UK & World News
Donations Top £44k After Runner's Death
The runner who died after the London Marathon has been named as Robert Berry.
The 42-year-old collapsed after crossing the finishing line and received medical attention, but was pronounced dead when he arrived at hospital.
He was raising money for the National Osteoporosis Society, which issued a statement expressing "heartfelt condolences" to his family.
Mr Berry's†Just Giving page has received more than £44,000 following his tragic death.
Claire Severgnini, the charity's chief executive, said in a statement: "Our immediate concerns are for Mr Berry's family. Our thoughts and deepest sympathies are with them at this tragic time."
In a statement, the event's organisers, Virgin Money, expressed their "sincere condolences" to his family.
"Mr Berry was immediately taken to one of our medical facilities where he was treated by four consultants, including one in emergency medicine," the statement said.

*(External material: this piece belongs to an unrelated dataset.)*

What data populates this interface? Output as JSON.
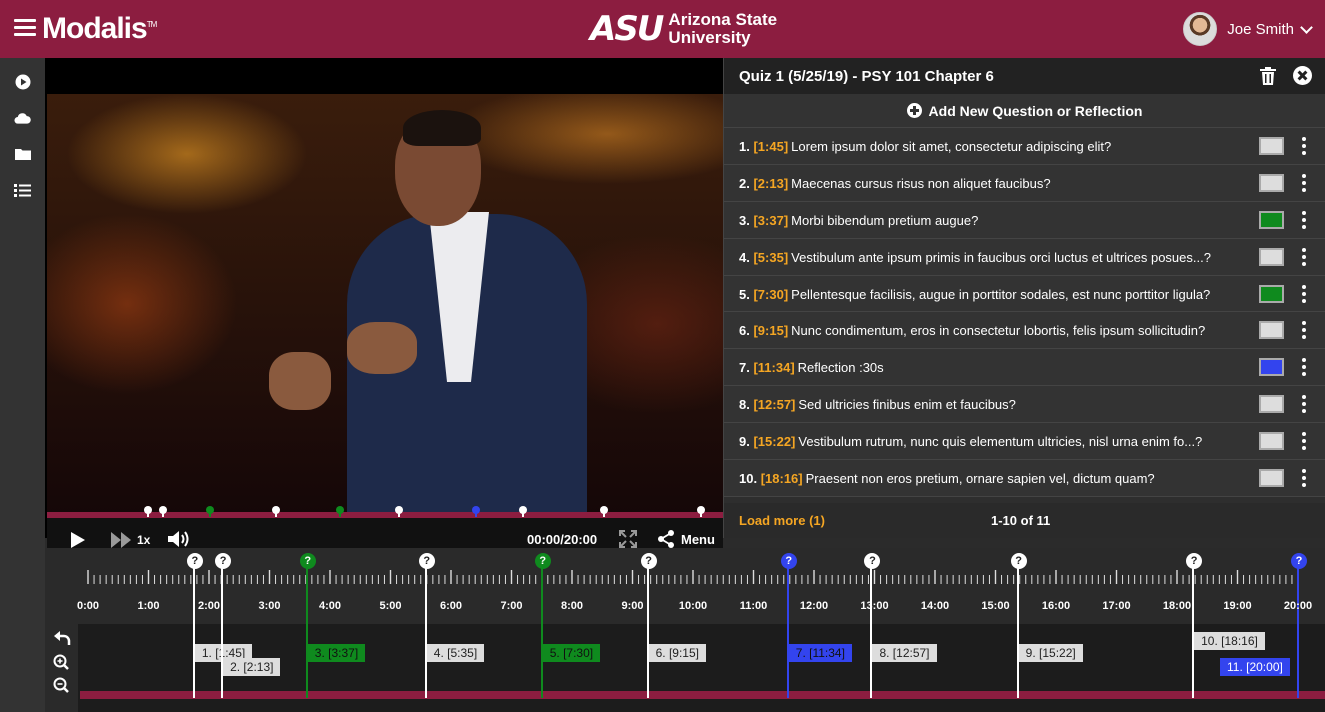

"He was transferred to St Mary's Hospital, where he was pronounced dead.†
"We would like to continue to express our sincere condolences to the family and friends of Mr Berry and our thoughts and deepest sympathies are with them all at this difficult time."
It was the first death at the event since 30-year-old hairdresser Claire Squires collapsed just a mile from the finishing line in 2012 before dying of cardiac failure.
She had been raising money for the Samaritans and donations to the charity soared to more than £1m in the weeks after her death.
A total of 36,000 competitors took part in the 26.2 mile event, which started at Blackheath and Greenwich parks and ended on The Mall.
Runners were advised to take on plenty of water as bright sunshine and light breeze meant conditions were warm, reaching 16C in St James's Park.
The men's race was won by Kenyan Wilson Kipsang, while compatriot Edna Kiplagat finished first in the women's event.